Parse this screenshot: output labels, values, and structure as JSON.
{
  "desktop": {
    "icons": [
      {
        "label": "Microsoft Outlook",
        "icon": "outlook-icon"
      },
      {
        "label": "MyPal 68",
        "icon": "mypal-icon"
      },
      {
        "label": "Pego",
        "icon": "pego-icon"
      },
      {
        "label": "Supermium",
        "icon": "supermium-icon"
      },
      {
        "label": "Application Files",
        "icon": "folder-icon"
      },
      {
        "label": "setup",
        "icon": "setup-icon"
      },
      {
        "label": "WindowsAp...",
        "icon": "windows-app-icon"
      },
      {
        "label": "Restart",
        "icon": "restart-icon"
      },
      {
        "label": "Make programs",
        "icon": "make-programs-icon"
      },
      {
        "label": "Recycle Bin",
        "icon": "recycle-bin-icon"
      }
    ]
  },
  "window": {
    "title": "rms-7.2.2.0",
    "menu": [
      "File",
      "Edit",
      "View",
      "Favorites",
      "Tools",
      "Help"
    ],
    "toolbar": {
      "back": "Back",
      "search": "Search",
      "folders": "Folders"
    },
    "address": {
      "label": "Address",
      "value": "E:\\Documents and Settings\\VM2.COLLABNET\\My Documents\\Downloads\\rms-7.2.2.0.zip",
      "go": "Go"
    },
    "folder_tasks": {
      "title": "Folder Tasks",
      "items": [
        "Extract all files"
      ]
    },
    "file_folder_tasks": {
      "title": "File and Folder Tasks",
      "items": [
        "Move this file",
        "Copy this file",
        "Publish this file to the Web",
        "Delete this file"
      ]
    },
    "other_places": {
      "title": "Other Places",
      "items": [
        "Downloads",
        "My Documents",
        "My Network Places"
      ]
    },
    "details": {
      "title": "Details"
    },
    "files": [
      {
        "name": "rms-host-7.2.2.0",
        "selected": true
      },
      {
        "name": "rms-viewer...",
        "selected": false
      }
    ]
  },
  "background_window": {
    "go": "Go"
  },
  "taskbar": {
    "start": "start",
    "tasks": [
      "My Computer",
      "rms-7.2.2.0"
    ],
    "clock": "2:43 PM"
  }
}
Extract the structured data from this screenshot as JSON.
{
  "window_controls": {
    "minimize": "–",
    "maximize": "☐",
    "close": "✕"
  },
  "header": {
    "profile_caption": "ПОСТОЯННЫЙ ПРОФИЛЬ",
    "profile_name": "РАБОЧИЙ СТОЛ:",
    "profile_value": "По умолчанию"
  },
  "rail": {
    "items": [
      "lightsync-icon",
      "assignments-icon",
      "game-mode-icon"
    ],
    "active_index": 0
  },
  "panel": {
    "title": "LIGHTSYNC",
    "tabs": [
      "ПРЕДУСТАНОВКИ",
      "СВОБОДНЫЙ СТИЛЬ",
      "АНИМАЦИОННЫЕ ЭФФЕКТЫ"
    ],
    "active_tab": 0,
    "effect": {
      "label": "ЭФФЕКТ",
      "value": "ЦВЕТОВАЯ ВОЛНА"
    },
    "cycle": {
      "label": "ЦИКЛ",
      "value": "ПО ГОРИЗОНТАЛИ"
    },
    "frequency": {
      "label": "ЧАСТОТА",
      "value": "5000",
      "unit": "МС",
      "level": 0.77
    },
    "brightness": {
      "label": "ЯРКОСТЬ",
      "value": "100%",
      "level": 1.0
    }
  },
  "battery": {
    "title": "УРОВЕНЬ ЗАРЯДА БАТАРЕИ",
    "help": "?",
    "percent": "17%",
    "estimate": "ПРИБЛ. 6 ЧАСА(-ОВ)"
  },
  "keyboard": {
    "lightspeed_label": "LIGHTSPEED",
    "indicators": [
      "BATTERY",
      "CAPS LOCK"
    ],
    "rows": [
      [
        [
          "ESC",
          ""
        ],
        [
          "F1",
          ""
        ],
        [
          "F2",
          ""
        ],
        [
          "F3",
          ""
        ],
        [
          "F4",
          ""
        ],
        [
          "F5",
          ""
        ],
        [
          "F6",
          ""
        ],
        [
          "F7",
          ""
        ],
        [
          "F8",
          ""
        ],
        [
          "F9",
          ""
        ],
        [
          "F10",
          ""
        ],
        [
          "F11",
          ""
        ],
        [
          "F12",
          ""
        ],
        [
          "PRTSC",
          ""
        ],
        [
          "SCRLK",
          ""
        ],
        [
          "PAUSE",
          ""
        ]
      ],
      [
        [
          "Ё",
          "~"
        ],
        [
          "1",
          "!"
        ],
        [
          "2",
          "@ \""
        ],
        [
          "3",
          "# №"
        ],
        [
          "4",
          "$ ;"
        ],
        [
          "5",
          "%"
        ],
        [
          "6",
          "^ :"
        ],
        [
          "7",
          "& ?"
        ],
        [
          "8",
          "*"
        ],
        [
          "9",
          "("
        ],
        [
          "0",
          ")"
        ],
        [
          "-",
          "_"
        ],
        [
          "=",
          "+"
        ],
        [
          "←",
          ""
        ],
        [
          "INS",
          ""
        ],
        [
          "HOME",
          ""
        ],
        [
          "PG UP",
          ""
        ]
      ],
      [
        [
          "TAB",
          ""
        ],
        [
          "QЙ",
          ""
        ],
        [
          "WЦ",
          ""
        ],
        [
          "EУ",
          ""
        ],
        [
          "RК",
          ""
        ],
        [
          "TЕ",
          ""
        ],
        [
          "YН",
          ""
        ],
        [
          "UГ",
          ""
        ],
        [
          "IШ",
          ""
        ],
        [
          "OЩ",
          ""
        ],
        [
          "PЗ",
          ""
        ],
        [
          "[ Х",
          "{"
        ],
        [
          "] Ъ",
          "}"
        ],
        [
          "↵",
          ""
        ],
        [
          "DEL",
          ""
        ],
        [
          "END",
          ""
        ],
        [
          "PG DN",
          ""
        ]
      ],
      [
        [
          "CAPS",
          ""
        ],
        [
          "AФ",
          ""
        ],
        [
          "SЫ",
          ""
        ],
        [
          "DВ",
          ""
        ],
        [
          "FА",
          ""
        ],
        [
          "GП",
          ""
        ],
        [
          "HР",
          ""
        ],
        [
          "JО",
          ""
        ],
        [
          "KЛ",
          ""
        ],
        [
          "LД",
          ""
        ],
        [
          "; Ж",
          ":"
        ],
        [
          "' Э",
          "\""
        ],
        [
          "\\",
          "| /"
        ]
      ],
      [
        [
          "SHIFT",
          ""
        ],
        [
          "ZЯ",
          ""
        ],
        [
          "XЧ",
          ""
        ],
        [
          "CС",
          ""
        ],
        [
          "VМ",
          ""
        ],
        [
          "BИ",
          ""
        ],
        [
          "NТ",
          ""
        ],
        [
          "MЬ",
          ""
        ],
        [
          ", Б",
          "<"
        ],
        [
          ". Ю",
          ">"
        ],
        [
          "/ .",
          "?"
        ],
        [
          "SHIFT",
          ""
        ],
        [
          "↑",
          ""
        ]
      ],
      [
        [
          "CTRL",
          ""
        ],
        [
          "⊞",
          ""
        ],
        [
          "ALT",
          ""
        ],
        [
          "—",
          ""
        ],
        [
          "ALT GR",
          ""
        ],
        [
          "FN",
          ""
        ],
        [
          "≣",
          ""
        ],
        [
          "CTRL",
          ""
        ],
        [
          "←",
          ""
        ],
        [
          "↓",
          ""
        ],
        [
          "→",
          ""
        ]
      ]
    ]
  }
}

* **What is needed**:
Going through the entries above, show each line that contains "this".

* **Answer box**:
Parse this screenshot: output labels, values, and structure as JSON.
        "Move this file",
        "Copy this file",
        "Publish this file to the Web",
        "Delete this file"
Extract the structured data from this screenshot as JSON.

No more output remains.